USTA researchers have developed a new, cloud-based learning platform for artificial intelligence (AI) that can teach computers how to learn.
Paul Rad, assistant director of the UTSA Open Cloud Institute teamed up with Nicole Beebe, Melvin Lachman Distinguished Professor in Entrepreneurship and director of the UTSA Cyber Center for Security and Analytics to create this learning platform.
Rad said, “Cognitive learning is all about teaching computers to learn without having to explicitly program them," Rad said. "In this study, we're presenting an entirely new platform for machine learning to teach computers to learn the way we do."
In order to build this platform, Rad and Beebe studied how human learning, understanding and education evolved over five centuries. This thorough research allowed them to understand just how humans learn, and then teach computers human learning techniques like deductive reasoning.
"Our goal here is to teach the machine to become smarter so that it can help us. That's what they're here to do," Rad said. "So how do we become better? We learn from experience."
Along with studying learning over centuries, the researchers also focused on learning over a lifetime. Each stage of life has a different lesson to offer about human learning. Children start learning by identifying different objects like faces and toys. They then move on to understanding and learning communication. This is the key to the thought process in the later years of life.
Rad and Beebe want to develop AI agents that can learn automatic threat detection. They want to develop an AI agent that can learn network traffic patterns and normal behavior so it can detect new attacks before they cause damage.
"Or, it would be nice if an intelligent computer assistant could aggregate thousands of news items or memos for someone so that the process of reading that material was quicker and that person could decide almost instantly how to use it," Rad said.
These intelligent agents could also be used in medical diagnoses. Rad says these agents could provide more affordable healthcare.

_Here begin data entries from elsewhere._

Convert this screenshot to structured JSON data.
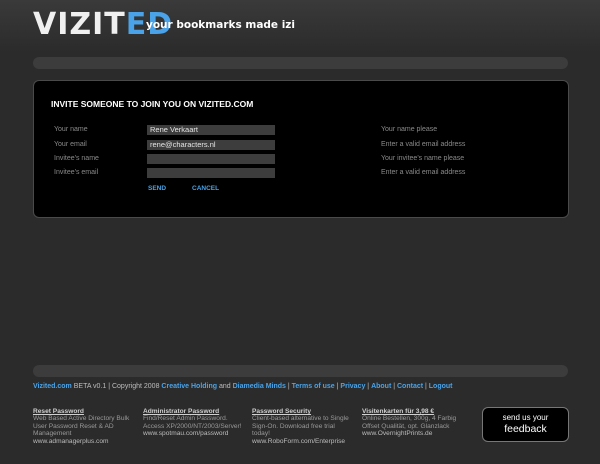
{
  "header": {
    "logo_part1": "VIZIT",
    "logo_part2": "ED",
    "tagline": "your bookmarks made izi"
  },
  "invite": {
    "title": "INVITE SOMEONE TO JOIN YOU ON VIZITED.COM",
    "rows": [
      {
        "label": "Your name",
        "value": "Rene Verkaart",
        "hint": "Your name please"
      },
      {
        "label": "Your email",
        "value": "rene@characters.nl",
        "hint": "Enter a valid email address"
      },
      {
        "label": "Invitee's name",
        "value": "",
        "hint": "Your invitee's name please"
      },
      {
        "label": "Invitee's email",
        "value": "",
        "hint": "Enter a valid email address"
      }
    ],
    "send_label": "SEND",
    "cancel_label": "CANCEL"
  },
  "footer": {
    "site": "Vizited.com",
    "beta": " BETA v0.1 | Copyright 2008 ",
    "creative": "Creative Holding",
    "and": " and ",
    "diamedia": "Diamedia Minds",
    "sep1": " | ",
    "terms": "Terms of use",
    "sep2": " | ",
    "privacy": "Privacy",
    "sep3": " | ",
    "about": "About",
    "sep4": " | ",
    "contact": "Contact",
    "sep5": " | ",
    "logout": "Logout"
  },
  "ads": [
    {
      "title": "Reset Password",
      "lines": [
        "Web Based Active Directory Bulk",
        "User Password Reset & AD",
        "Management"
      ],
      "url": "www.admanagerplus.com"
    },
    {
      "title": "Administrator Password",
      "lines": [
        "Find/Reset Admin Password.",
        "Access XP/2000/NT/2003/Server!"
      ],
      "url": "www.spotmau.com/password"
    },
    {
      "title": "Password Security",
      "lines": [
        "Client-based alternative to Single",
        "Sign-On. Download free trial",
        "today!"
      ],
      "url": "www.RoboForm.com/Enterprise"
    },
    {
      "title": "Visitenkarten für 3,98 €",
      "lines": [
        "Online Bestellen, 300g, 4 Farbig",
        "Offset Qualität, opt. Glanzlack"
      ],
      "url": "www.OvernightPrints.de"
    }
  ],
  "feedback": {
    "line1": "send us your",
    "line2": "feedback"
  }
}
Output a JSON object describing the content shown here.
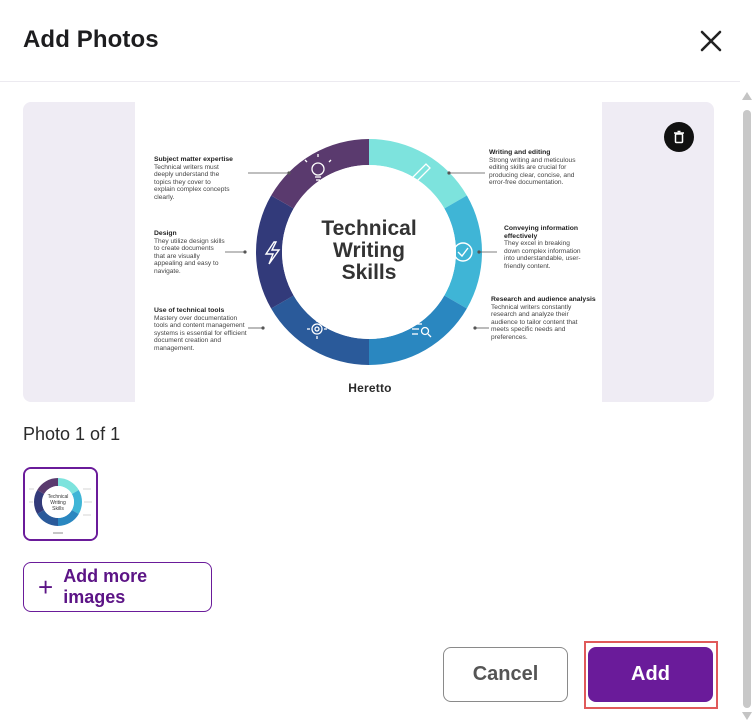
{
  "dialog": {
    "title": "Add Photos",
    "close_icon": "close-icon"
  },
  "preview": {
    "delete_icon": "trash-icon",
    "infographic": {
      "center_title": [
        "Technical",
        "Writing",
        "Skills"
      ],
      "brand": "Heretto",
      "left_items": [
        {
          "title": "Subject matter expertise",
          "lines": [
            "Technical writers must",
            "deeply understand the",
            "topics they cover to",
            "explain complex concepts",
            "clearly."
          ]
        },
        {
          "title": "Design",
          "lines": [
            "They utilize design skills",
            "to create documents",
            "that are visually",
            "appealing and easy to",
            "navigate."
          ]
        },
        {
          "title": "Use of technical tools",
          "lines": [
            "Mastery over documentation",
            "tools and content management",
            "systems is essential for efficient",
            "document creation and",
            "management."
          ]
        }
      ],
      "right_items": [
        {
          "title": "Writing and editing",
          "lines": [
            "Strong writing and meticulous",
            "editing skills are crucial for",
            "producing clear, concise, and",
            "error-free documentation."
          ]
        },
        {
          "title": "Conveying information effectively",
          "lines": [
            "They excel in breaking",
            "down complex information",
            "into understandable, user-",
            "friendly content."
          ]
        },
        {
          "title": "Research and audience analysis",
          "lines": [
            "Technical writers constantly",
            "research and analyze their",
            "audience to tailor content that",
            "meets specific needs and",
            "preferences."
          ]
        }
      ],
      "segment_colors": [
        "#7de3dd",
        "#3fb5d6",
        "#2a87c0",
        "#2a5a9a",
        "#323a7a",
        "#5a3a6e"
      ]
    }
  },
  "gallery": {
    "counter": "Photo 1 of 1",
    "add_more_label": "Add more images"
  },
  "footer": {
    "cancel_label": "Cancel",
    "add_label": "Add"
  },
  "colors": {
    "accent": "#6a1b9a",
    "highlight": "#e05a5a"
  }
}
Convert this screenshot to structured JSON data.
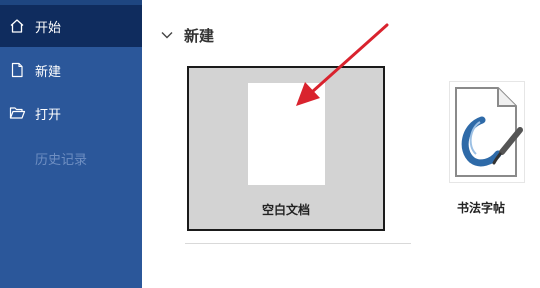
{
  "sidebar": {
    "items": [
      {
        "label": "开始",
        "icon": "home-icon",
        "active": true
      },
      {
        "label": "新建",
        "icon": "new-document-icon",
        "active": false
      },
      {
        "label": "打开",
        "icon": "open-folder-icon",
        "active": false
      },
      {
        "label": "历史记录",
        "icon": "",
        "active": false,
        "disabled": true
      }
    ]
  },
  "main": {
    "section_title": "新建",
    "templates": [
      {
        "label": "空白文档"
      },
      {
        "label": "书法字帖"
      }
    ]
  },
  "colors": {
    "sidebar_bg": "#2b579a",
    "sidebar_active": "#0f2c5e",
    "arrow": "#d9232e"
  }
}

"During the history, humans have invented and used tools such as swords, calculators and cars, and tools have changed human society and enable us to evolve," Rad said. "That's what we're doing here, but on a much more impactful scale."
To read the study on this research click here.